Graphic by Yogesh Kumar/Mint
In any auction, the price realized will be closer to the spot market rates, and depending on available lots, can also be volatile. This volatility will, in turn, be transmitted to JSW Steel’s cost of production. It would instead prefer to buy some stocks from the auction, and the rest from NMDC at long-term contract rates. That would put it on equal footing with other large steel producers, and also allow it to price its own long-term steel contracts accordingly.
JSW Steel’s alternatives are to buy ore from other states, or if that is not viable, cut back steel production.
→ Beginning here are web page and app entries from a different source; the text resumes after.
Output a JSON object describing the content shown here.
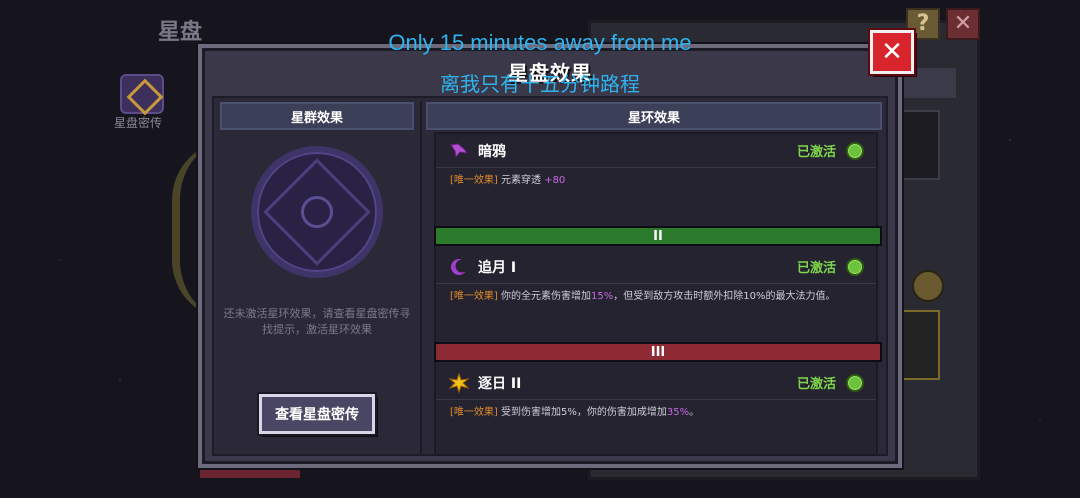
{
  "background": {
    "title": "星盘",
    "left_label": "星盘密传",
    "help_glyph": "?",
    "close_glyph": "✕"
  },
  "modal": {
    "title": "星盘效果",
    "close_glyph": "✕"
  },
  "left_section": {
    "header": "星群效果",
    "hint": "还未激活星环效果，请查看星盘密传寻找提示，激活星环效果",
    "view_button": "查看星盘密传"
  },
  "right_section": {
    "header": "星环效果",
    "rings": [
      {
        "icon": "crow-icon",
        "name": "暗鸦",
        "status": "已激活",
        "effect_tag": "[唯一效果]",
        "effect_text": "元素穿透",
        "effect_value": "+80"
      },
      {
        "icon": "crescent-icon",
        "name": "追月 I",
        "status": "已激活",
        "effect_tag": "[唯一效果]",
        "effect_text_1": "你的全元素伤害增加",
        "effect_value": "15%",
        "effect_text_2": "，但受到敌方攻击时额外扣除10%的最大法力值。"
      },
      {
        "icon": "sun-icon",
        "name": "逐日 II",
        "status": "已激活",
        "effect_tag": "[唯一效果]",
        "effect_text_1": "受到伤害增加5%，你的伤害加成增加",
        "effect_value": "35%",
        "effect_text_2": "。"
      }
    ],
    "tiers": [
      "II",
      "III"
    ]
  },
  "captions": {
    "english": "Only 15 minutes away from me",
    "chinese": "离我只有十五分钟路程"
  },
  "colors": {
    "active_green": "#7fd64a",
    "tag_orange": "#e08a2a",
    "highlight_purple": "#c56be0",
    "tier_green": "#2b7a2c",
    "tier_red": "#8e2a34",
    "close_red": "#d8242c",
    "caption_blue": "#2fb3ee"
  }
}
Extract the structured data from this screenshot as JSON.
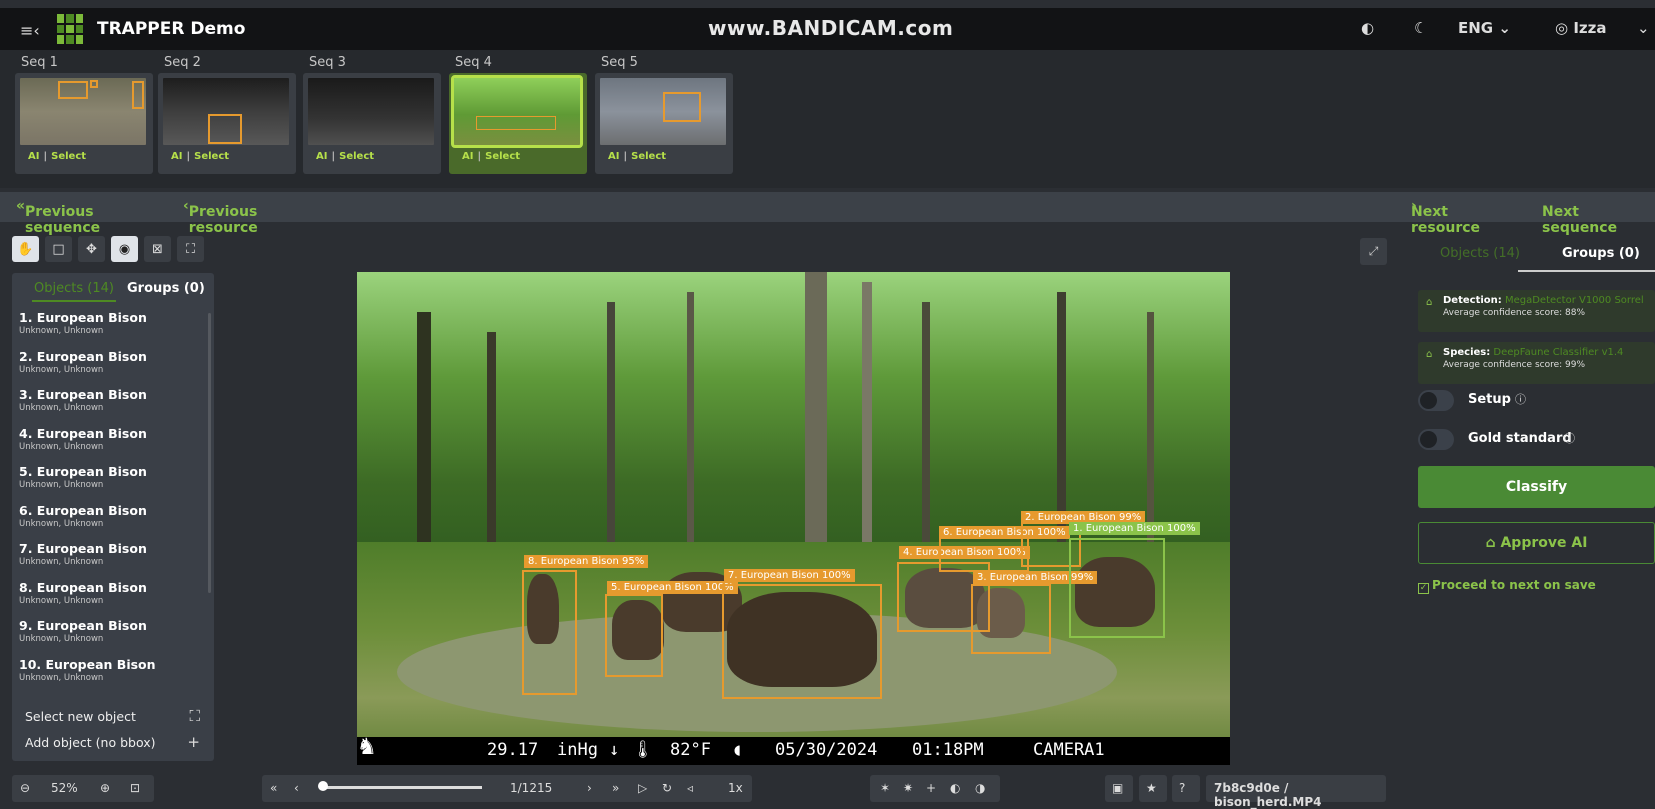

It appears to have decided on the latter, unless the situation changes.
So, what does this mean for the company? Its steel production getting affected was known, but the extent is a surprise. It had expanded capacity, so production is still higher. Thus, in August it operated at 75% utilization, but crude steel production rose by 23% year-on-year; in July, output rose by 15% despite a cut in production. Chances are it may end the September quarter at reasonable levels. The next quarter is not certain, however.
But domestic steel demand is also slowing. So JSW Steel’s sharp uptick in production may leave it with inventories to sell in forthcoming months. It may try to ramp up production at its other units, and at JSW Ispat Steel Ltd.
Steel prices are firm, partly because of stiff raw material prices, and now also because of a weaker rupee. Rising prices will provide some cushion from the impact of low utilization on margins. The next trigger will be the e-auctions of ore, to be held on Thursday.
If JSW Steel gets its required quantity, and at prices it deems reasonable, it may calm nervous investors. But if it does not, its share price may remain volatile.